I realised that I need to accept that other people choose to focus on different things. As for me, this is who I am, and so my priority, every single day, remains the same: seek balance and healing. I am climbing out of a deep, deep hole and there is still much distance to cover. Perhaps, when I am out, my attention can be directed elsewhere. Until then, I will continue climbing.What it really means to prioritize healing
Prior to my recent slips, I had spent months focusing very keenly on my healing. But now I had allowed just a few days to pass wherein I gave recovery no more than a passing thought or two, and that’s when I fell. To have neglected my recovery in this way, even for a day, was a grave mistake.
When situations screamed “Slow down! Wake up! Danger ahead!” My response? With an expression of confusion and aloofness, I looked at the signs and said, “Oh. Just give me a bit more time. I’m busy right now.” That, my friend, is precisely how not to prioritize healing.
Each day requires significant time, energy, and emotion be dedicated to healing – even when that means turning away from other pursuits.No pursuit is nobler or greater than my recovery
My recent experiences reminded me of something that can be painful to swallow: that no matter how noble or important or even exciting some activity or project may seem, I still must be very reluctant to dive in and immerse myself in it. That is because I am committed to something that demands so much energy and attention: my recovery.
This hurts. It hurts because it’s easy for me to see recovery as necessary, but not worthy or valuable in itself. That it’s merely a bridge I must cross to get to my destination where I’ll do all sorts of great and noble things. It hurts to be reminded that it’s not time for “great things” yet, and that I’m still stuck doing gruelling grunt work.

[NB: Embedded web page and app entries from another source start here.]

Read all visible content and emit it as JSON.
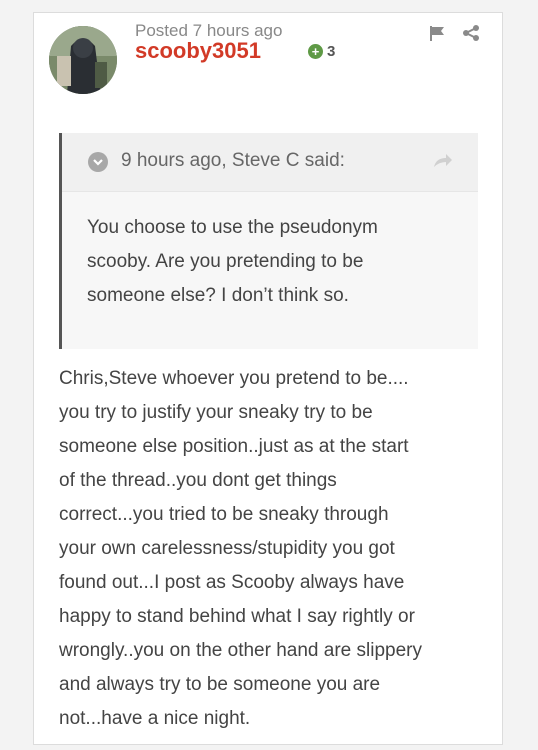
{
  "post": {
    "posted": "Posted 7 hours ago",
    "username": "scooby3051",
    "reputation": "3",
    "icons": [
      "flag-icon",
      "share-icon"
    ],
    "username_color": "#d23a27"
  },
  "quote": {
    "citation": "9 hours ago, Steve C said:",
    "lines": [
      "You choose to use the pseudonym",
      "scooby. Are you pretending to be",
      "someone else? I don’t think so."
    ]
  },
  "body": {
    "lines": [
      "Chris,Steve whoever you pretend to be....",
      "you try to justify your sneaky try to be",
      "someone else position..just as at the start",
      "of the thread..you dont get things",
      "correct...you tried to be sneaky through",
      "your own carelessness/stupidity you got",
      "found out...I post as Scooby always have",
      "happy to stand behind what I say rightly or",
      "wrongly..you on the other hand are slippery",
      "and always try to be someone you are",
      "not...have a nice night."
    ]
  }
}
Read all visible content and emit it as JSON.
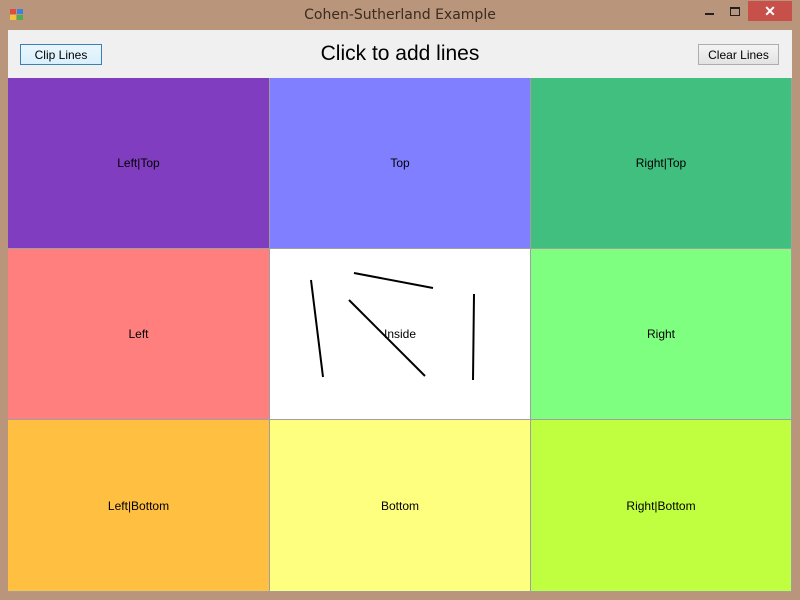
{
  "window": {
    "title": "Cohen-Sutherland Example",
    "close_glyph": "✕",
    "icon": "app-icon"
  },
  "toolbar": {
    "clip_label": "Clip Lines",
    "clear_label": "Clear Lines",
    "title": "Click to add lines"
  },
  "colors": {
    "left_top": "#803dbf",
    "top": "#7f7fff",
    "right_top": "#40bf7f",
    "left": "#ff7f7f",
    "inside": "#ffffff",
    "right": "#7fff7f",
    "left_bottom": "#ffbf40",
    "bottom": "#ffff7f",
    "right_bottom": "#bfff40",
    "line": "#000000"
  },
  "regions": [
    {
      "label": "Left|Top",
      "color_key": "left_top"
    },
    {
      "label": "Top",
      "color_key": "top"
    },
    {
      "label": "Right|Top",
      "color_key": "right_top"
    },
    {
      "label": "Left",
      "color_key": "left"
    },
    {
      "label": "Inside",
      "color_key": "inside"
    },
    {
      "label": "Right",
      "color_key": "right"
    },
    {
      "label": "Left|Bottom",
      "color_key": "left_bottom"
    },
    {
      "label": "Bottom",
      "color_key": "bottom"
    },
    {
      "label": "Right|Bottom",
      "color_key": "right_bottom"
    }
  ]
}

Today, I am adopting a completely different way to view my recovery. It is a perspective which inspires me and makes it entirely obvious that no pursuit really matters like my recovery does. I want to share it with you, and I hope you also find inspiration in it.
So, what is recovery really about which makes it so great? Recovery is about regaining the full potential of my humanity.
My humanity, at its peak, offers me so many things which are pure gold, things that really matter – connecting with Allah, genuinely and deeply caring about another person, feeling connected to the creation which surrounds me, deeply appreciating the gifts of my body, heart, mind and soul. I am talking about gratitude, love, sincerity, integrity. I am talking about tears and laughs. Dreams and aspirations. Sorrow and grief. Hope and celebration.
This is the full human experience for which we were created.
Unhealthy and unbalanced living strips this experience away from me and locks me in a place of numbness and darkness. Once I am there, I lose sight of what I’ve lost. I become fidgety and anxious and needy. Life loses its flavor and its color.
A keen focus on my health and life balance, on the other hand, helps restore my humanity, and continuous practice and refinement helps me to achieve new heights and gain new experiences. I know this because I have experienced it.
There’s so much for me to gain in this world, so much I want to do and achieve, so many things I want to be. And I will pursue these things with passion, insha Allah. However, nothing has true value if I am not gaining, maintaining, and nurturing my humanity. At any given moment, I must not hesitate to completely drop whatever is demanding my attention and come back to healing if the situation demands this. This has to be my principle in life, because in recovery I am gaining everything as everything that’s good and worthy lies in my humanity. I have no way to regain my humanity except through keen focus on and commitment to my healing.